▶ **Aim of the task**
Work through the records that follow and return each line containing the word "username".

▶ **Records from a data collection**
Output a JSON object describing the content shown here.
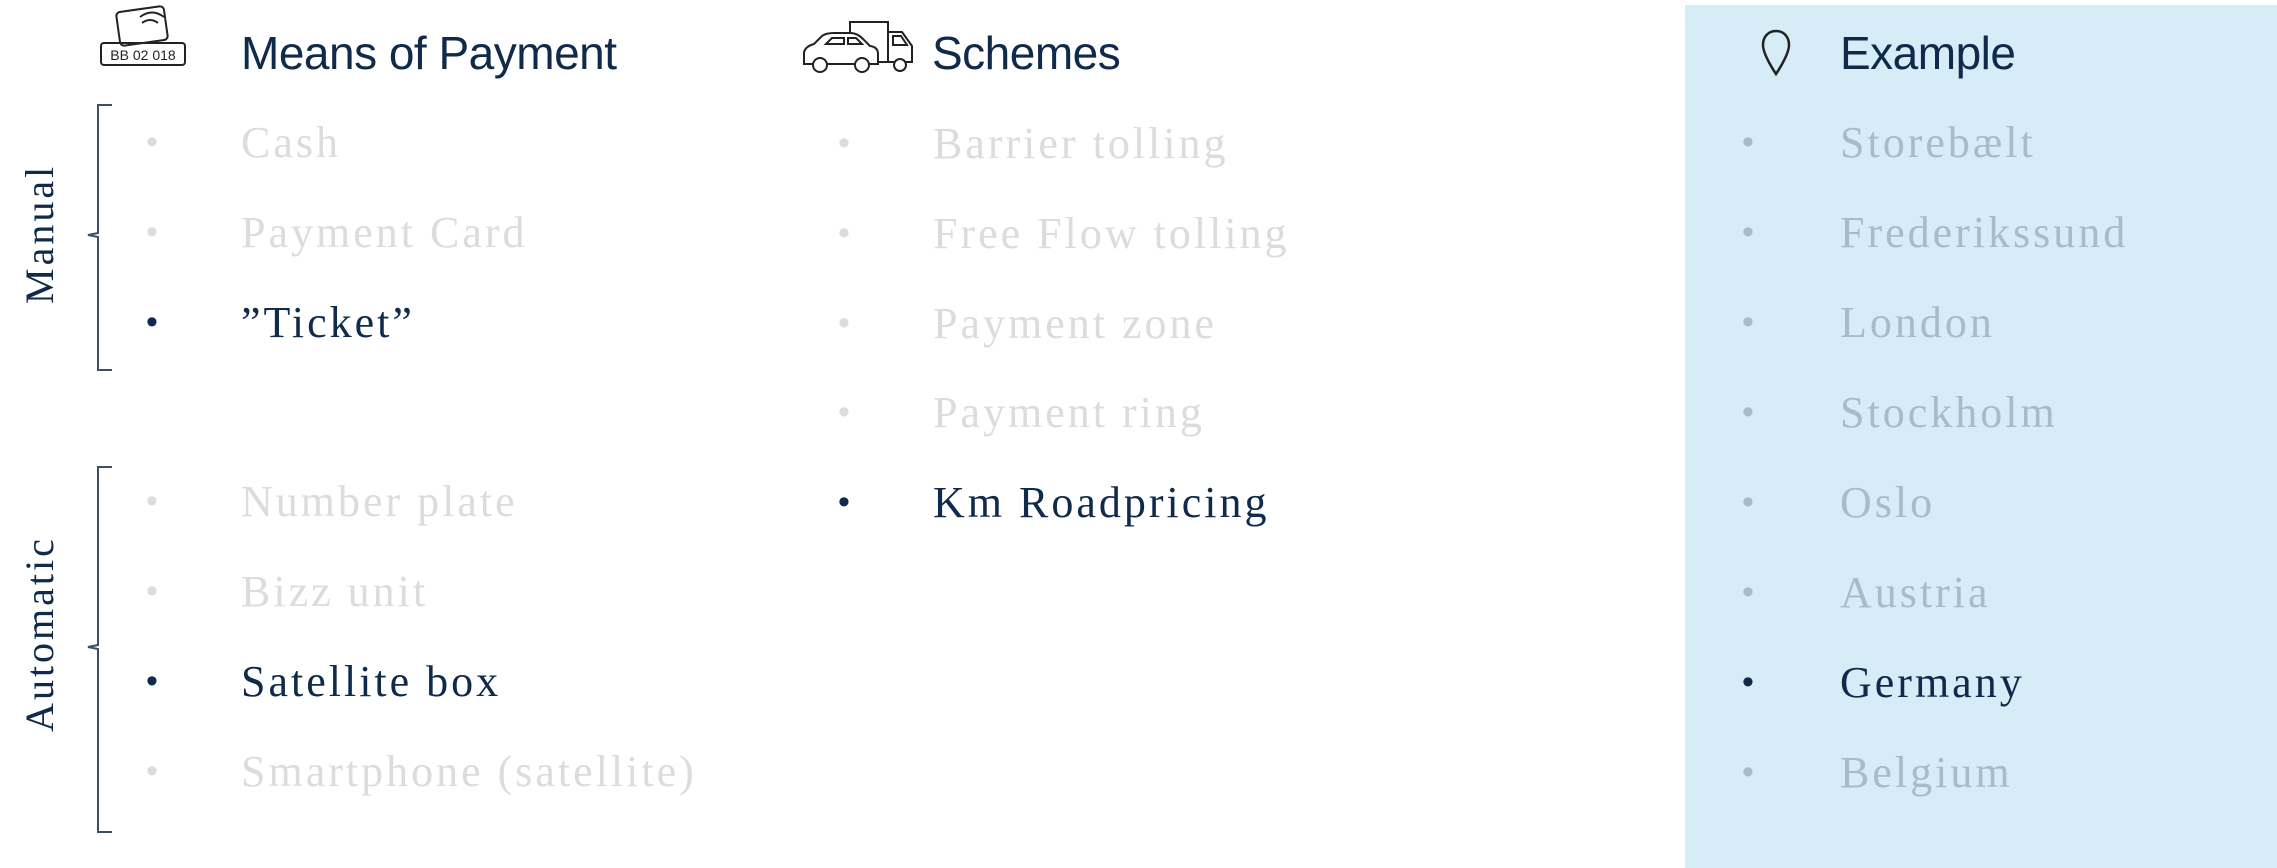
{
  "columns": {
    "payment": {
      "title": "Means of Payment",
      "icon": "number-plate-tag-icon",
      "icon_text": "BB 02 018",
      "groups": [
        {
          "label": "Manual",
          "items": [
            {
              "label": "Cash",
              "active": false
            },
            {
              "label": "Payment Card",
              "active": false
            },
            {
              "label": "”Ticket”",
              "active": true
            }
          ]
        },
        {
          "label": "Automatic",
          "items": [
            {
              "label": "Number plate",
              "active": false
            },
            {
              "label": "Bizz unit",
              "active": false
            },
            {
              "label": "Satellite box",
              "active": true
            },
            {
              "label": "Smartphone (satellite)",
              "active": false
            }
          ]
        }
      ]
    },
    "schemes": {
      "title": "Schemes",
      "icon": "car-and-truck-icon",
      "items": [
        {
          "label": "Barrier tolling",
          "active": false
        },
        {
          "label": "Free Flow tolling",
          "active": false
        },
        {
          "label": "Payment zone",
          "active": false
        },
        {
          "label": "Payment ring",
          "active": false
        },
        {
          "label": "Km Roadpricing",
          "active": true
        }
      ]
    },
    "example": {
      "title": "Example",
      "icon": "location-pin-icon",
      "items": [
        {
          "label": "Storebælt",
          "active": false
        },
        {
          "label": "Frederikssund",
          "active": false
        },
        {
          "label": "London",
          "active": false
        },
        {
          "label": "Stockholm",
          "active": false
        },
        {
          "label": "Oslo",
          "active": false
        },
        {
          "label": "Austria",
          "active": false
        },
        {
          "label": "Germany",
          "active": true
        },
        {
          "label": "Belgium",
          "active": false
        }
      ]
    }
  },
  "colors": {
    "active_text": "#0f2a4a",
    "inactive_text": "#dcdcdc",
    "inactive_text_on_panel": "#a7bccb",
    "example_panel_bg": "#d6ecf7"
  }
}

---

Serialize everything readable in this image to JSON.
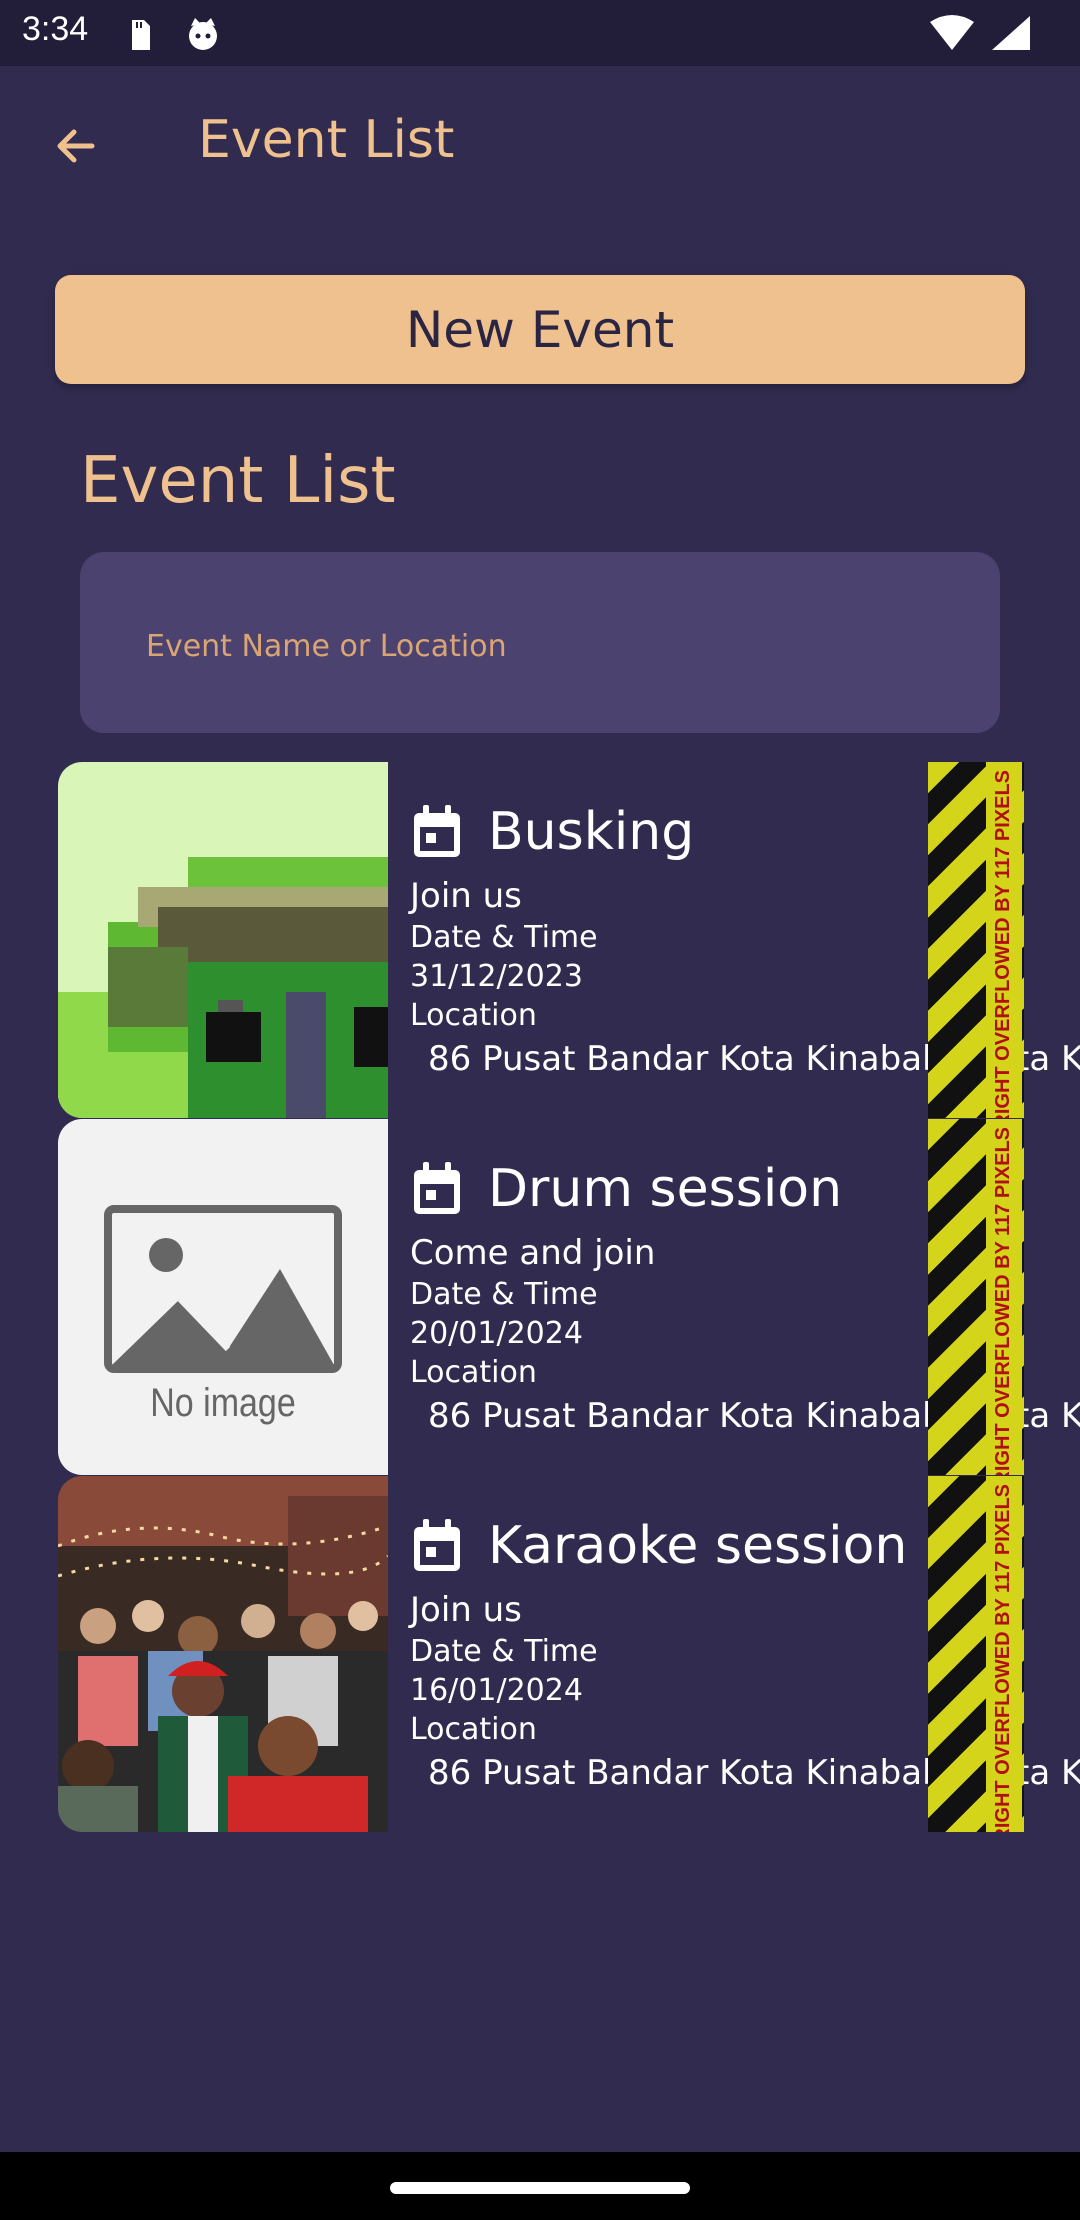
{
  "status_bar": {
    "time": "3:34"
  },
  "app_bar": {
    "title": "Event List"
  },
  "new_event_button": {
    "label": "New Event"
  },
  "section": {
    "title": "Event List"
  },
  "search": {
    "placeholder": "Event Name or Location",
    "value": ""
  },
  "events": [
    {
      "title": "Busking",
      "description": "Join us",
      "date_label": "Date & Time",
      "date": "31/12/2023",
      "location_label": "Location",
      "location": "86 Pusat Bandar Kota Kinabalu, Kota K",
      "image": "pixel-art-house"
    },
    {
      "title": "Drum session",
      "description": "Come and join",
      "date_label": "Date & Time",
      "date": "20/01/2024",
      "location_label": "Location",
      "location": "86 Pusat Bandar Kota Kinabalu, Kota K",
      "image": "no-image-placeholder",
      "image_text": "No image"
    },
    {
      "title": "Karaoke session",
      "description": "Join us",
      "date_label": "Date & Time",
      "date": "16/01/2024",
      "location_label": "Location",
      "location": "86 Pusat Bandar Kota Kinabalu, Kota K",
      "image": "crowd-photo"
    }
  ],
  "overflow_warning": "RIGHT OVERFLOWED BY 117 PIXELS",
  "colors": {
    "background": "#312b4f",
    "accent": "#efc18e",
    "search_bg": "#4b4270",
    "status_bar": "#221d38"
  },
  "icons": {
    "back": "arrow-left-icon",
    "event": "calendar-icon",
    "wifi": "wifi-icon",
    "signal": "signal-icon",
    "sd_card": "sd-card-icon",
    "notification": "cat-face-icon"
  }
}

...

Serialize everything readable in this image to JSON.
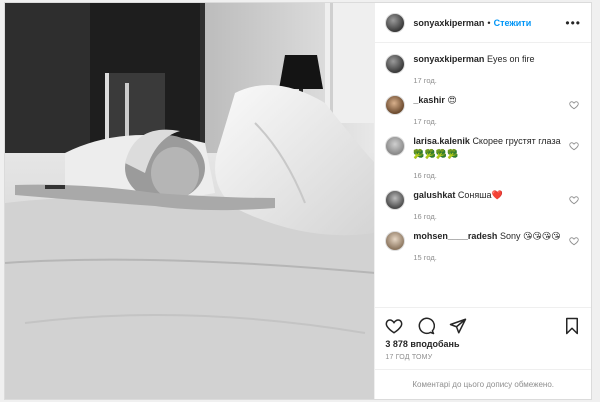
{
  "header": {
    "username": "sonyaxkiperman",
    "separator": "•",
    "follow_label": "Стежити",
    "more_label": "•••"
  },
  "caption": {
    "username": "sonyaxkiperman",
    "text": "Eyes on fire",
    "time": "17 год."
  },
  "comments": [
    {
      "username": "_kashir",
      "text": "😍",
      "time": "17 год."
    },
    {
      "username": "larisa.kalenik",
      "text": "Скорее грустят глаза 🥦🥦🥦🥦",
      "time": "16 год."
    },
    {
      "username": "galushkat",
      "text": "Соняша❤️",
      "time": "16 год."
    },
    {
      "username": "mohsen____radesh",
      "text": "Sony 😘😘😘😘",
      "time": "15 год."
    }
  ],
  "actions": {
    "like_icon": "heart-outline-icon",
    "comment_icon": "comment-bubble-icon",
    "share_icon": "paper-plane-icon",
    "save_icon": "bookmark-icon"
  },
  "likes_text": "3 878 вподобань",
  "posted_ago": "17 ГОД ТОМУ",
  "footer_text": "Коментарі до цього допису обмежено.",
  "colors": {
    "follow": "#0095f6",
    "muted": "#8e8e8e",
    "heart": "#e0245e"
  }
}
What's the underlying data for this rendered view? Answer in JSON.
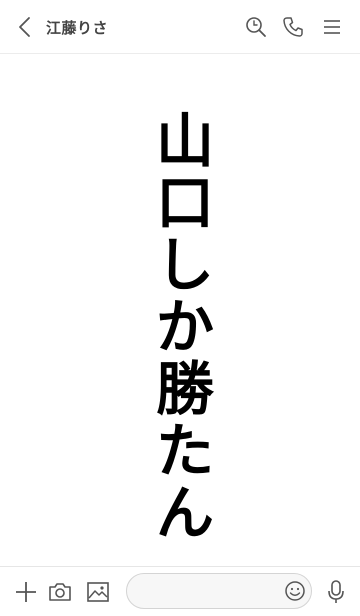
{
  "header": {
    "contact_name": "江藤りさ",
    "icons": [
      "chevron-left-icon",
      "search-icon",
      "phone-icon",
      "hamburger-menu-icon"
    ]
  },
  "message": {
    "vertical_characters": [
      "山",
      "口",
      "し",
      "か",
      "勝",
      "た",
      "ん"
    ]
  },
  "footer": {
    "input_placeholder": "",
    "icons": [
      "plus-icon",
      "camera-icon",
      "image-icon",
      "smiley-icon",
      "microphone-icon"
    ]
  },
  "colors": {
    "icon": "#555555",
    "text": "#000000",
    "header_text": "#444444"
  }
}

▶ **Exercise response**
    "username": "sonyaxkiperman",
    "username": "sonyaxkiperman",
      "username": "_kashir",
      "username": "larisa.kalenik",
      "username": "galushkat",
      "username": "mohsen____radesh",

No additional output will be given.